--- START ---
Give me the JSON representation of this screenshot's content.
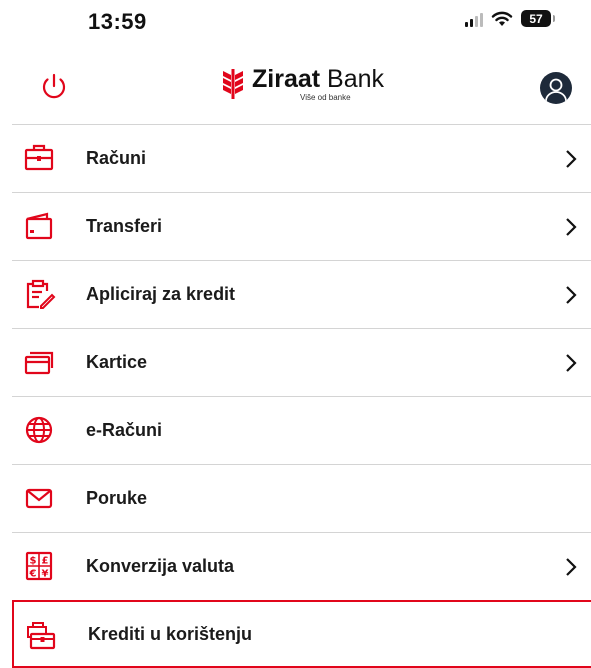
{
  "status_bar": {
    "time": "13:59",
    "battery": "57"
  },
  "header": {
    "brand_name_bold": "Ziraat",
    "brand_name_regular": " Bank",
    "tagline": "Više od banke"
  },
  "menu": {
    "items": [
      {
        "label": "Računi",
        "icon": "briefcase-icon",
        "has_chevron": true
      },
      {
        "label": "Transferi",
        "icon": "wallet-icon",
        "has_chevron": true
      },
      {
        "label": "Apliciraj za kredit",
        "icon": "clipboard-edit-icon",
        "has_chevron": true
      },
      {
        "label": "Kartice",
        "icon": "card-icon",
        "has_chevron": true
      },
      {
        "label": "e-Računi",
        "icon": "globe-icon",
        "has_chevron": false
      },
      {
        "label": "Poruke",
        "icon": "envelope-icon",
        "has_chevron": false
      },
      {
        "label": "Konverzija valuta",
        "icon": "currency-exchange-icon",
        "has_chevron": true
      },
      {
        "label": "Krediti u korištenju",
        "icon": "loan-case-icon",
        "has_chevron": false,
        "selected": true
      }
    ]
  },
  "colors": {
    "accent": "#e1061b",
    "text": "#1b1b1b",
    "divider": "#d4d4d4",
    "avatar": "#1e2a3a"
  }
}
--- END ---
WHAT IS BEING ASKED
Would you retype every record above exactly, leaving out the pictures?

RESPONSE FOR THIS EXERCISE
Give me the JSON representation of this screenshot's content.
{
  "status_bar": {
    "time": "13:59",
    "battery": "57"
  },
  "header": {
    "brand_name_bold": "Ziraat",
    "brand_name_regular": " Bank",
    "tagline": "Više od banke"
  },
  "menu": {
    "items": [
      {
        "label": "Računi",
        "icon": "briefcase-icon",
        "has_chevron": true
      },
      {
        "label": "Transferi",
        "icon": "wallet-icon",
        "has_chevron": true
      },
      {
        "label": "Apliciraj za kredit",
        "icon": "clipboard-edit-icon",
        "has_chevron": true
      },
      {
        "label": "Kartice",
        "icon": "card-icon",
        "has_chevron": true
      },
      {
        "label": "e-Računi",
        "icon": "globe-icon",
        "has_chevron": false
      },
      {
        "label": "Poruke",
        "icon": "envelope-icon",
        "has_chevron": false
      },
      {
        "label": "Konverzija valuta",
        "icon": "currency-exchange-icon",
        "has_chevron": true
      },
      {
        "label": "Krediti u korištenju",
        "icon": "loan-case-icon",
        "has_chevron": false,
        "selected": true
      }
    ]
  },
  "colors": {
    "accent": "#e1061b",
    "text": "#1b1b1b",
    "divider": "#d4d4d4",
    "avatar": "#1e2a3a"
  }
}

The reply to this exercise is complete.